* _WHAT TO DO_
Pull every line holding the word "name" out of the data and copy it.

* _INPUT_
++++++++++++++++++++

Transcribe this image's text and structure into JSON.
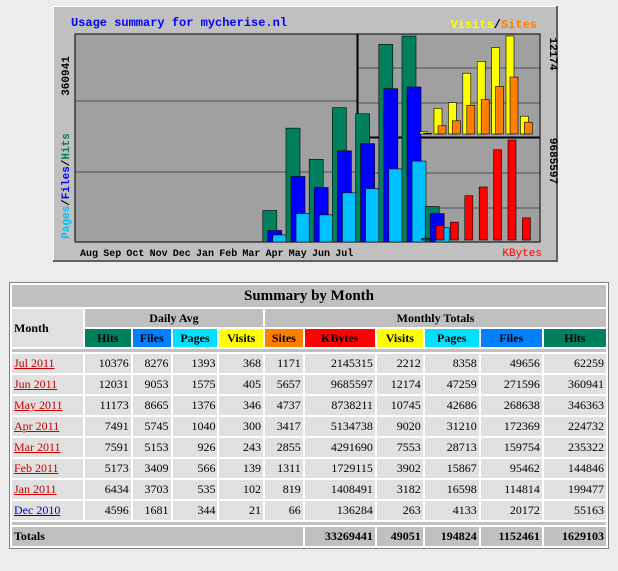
{
  "graph": {
    "title": "Usage summary for mycherise.nl",
    "legend_visits": "Visits",
    "legend_sep": "/",
    "legend_sites": "Sites",
    "left_axis_max": "360941",
    "left_axis_label": {
      "pages": "Pages",
      "files": "Files",
      "hits": "Hits",
      "sep": "/"
    },
    "right_top_max": "12174",
    "right_bottom_max": "9685597",
    "right_bottom_label": "KBytes",
    "months": [
      "Aug",
      "Sep",
      "Oct",
      "Nov",
      "Dec",
      "Jan",
      "Feb",
      "Mar",
      "Apr",
      "May",
      "Jun",
      "Jul"
    ]
  },
  "chart_data": [
    {
      "type": "bar",
      "categories": [
        "Aug",
        "Sep",
        "Oct",
        "Nov",
        "Dec",
        "Jan",
        "Feb",
        "Mar",
        "Apr",
        "May",
        "Jun",
        "Jul"
      ],
      "series": [
        {
          "name": "Hits",
          "values": [
            0,
            0,
            0,
            0,
            55163,
            199477,
            144846,
            235322,
            224732,
            346363,
            360941,
            62259
          ]
        },
        {
          "name": "Files",
          "values": [
            0,
            0,
            0,
            0,
            20172,
            114814,
            95462,
            159754,
            172369,
            268638,
            271596,
            49656
          ]
        },
        {
          "name": "Pages",
          "values": [
            0,
            0,
            0,
            0,
            4133,
            16598,
            15867,
            28713,
            31210,
            42686,
            47259,
            8358
          ]
        }
      ],
      "ylim": [
        0,
        360941
      ]
    },
    {
      "type": "bar",
      "categories": [
        "Aug",
        "Sep",
        "Oct",
        "Nov",
        "Dec",
        "Jan",
        "Feb",
        "Mar",
        "Apr",
        "May",
        "Jun",
        "Jul"
      ],
      "series": [
        {
          "name": "Visits",
          "values": [
            0,
            0,
            0,
            0,
            263,
            3182,
            3902,
            7553,
            9020,
            10745,
            12174,
            2212
          ]
        },
        {
          "name": "Sites",
          "values": [
            0,
            0,
            0,
            0,
            66,
            819,
            1311,
            2855,
            3417,
            4737,
            5657,
            1171
          ]
        }
      ],
      "ylim": [
        0,
        12174
      ]
    },
    {
      "type": "bar",
      "categories": [
        "Aug",
        "Sep",
        "Oct",
        "Nov",
        "Dec",
        "Jan",
        "Feb",
        "Mar",
        "Apr",
        "May",
        "Jun",
        "Jul"
      ],
      "series": [
        {
          "name": "KBytes",
          "values": [
            0,
            0,
            0,
            0,
            136284,
            1408491,
            1729115,
            4291690,
            5134738,
            8738211,
            9685597,
            2145315
          ]
        }
      ],
      "ylim": [
        0,
        9685597
      ]
    }
  ],
  "colors": {
    "hits": "#00805c",
    "files": "#0000ff",
    "pages": "#00c0ff",
    "visits": "#ffff00",
    "sites": "#ff8000",
    "kbytes": "#ff0000",
    "link_red": "#cc0000",
    "link_blue": "#0000cc"
  },
  "table": {
    "title": "Summary by Month",
    "month_header": "Month",
    "daily_avg": "Daily Avg",
    "monthly_totals": "Monthly Totals",
    "cols_daily": [
      "Hits",
      "Files",
      "Pages",
      "Visits"
    ],
    "cols_monthly": [
      "Sites",
      "KBytes",
      "Visits",
      "Pages",
      "Files",
      "Hits"
    ],
    "rows": [
      {
        "month": "Jul 2011",
        "cells": [
          "10376",
          "8276",
          "1393",
          "368",
          "1171",
          "2145315",
          "2212",
          "8358",
          "49656",
          "62259"
        ]
      },
      {
        "month": "Jun 2011",
        "cells": [
          "12031",
          "9053",
          "1575",
          "405",
          "5657",
          "9685597",
          "12174",
          "47259",
          "271596",
          "360941"
        ]
      },
      {
        "month": "May 2011",
        "cells": [
          "11173",
          "8665",
          "1376",
          "346",
          "4737",
          "8738211",
          "10745",
          "42686",
          "268638",
          "346363"
        ]
      },
      {
        "month": "Apr 2011",
        "cells": [
          "7491",
          "5745",
          "1040",
          "300",
          "3417",
          "5134738",
          "9020",
          "31210",
          "172369",
          "224732"
        ]
      },
      {
        "month": "Mar 2011",
        "cells": [
          "7591",
          "5153",
          "926",
          "243",
          "2855",
          "4291690",
          "7553",
          "28713",
          "159754",
          "235322"
        ]
      },
      {
        "month": "Feb 2011",
        "cells": [
          "5173",
          "3409",
          "566",
          "139",
          "1311",
          "1729115",
          "3902",
          "15867",
          "95462",
          "144846"
        ]
      },
      {
        "month": "Jan 2011",
        "cells": [
          "6434",
          "3703",
          "535",
          "102",
          "819",
          "1408491",
          "3182",
          "16598",
          "114814",
          "199477"
        ]
      },
      {
        "month": "Dec 2010",
        "cells": [
          "4596",
          "1681",
          "344",
          "21",
          "66",
          "136284",
          "263",
          "4133",
          "20172",
          "55163"
        ]
      }
    ],
    "totals_label": "Totals",
    "totals": [
      "33269441",
      "49051",
      "194824",
      "1152461",
      "1629103"
    ]
  }
}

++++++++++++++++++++

* _RESPONSE TO THE TASK_
          "name": "Hits",
          "name": "Files",
          "name": "Pages",
          "name": "Visits",
          "name": "Sites",
          "name": "KBytes",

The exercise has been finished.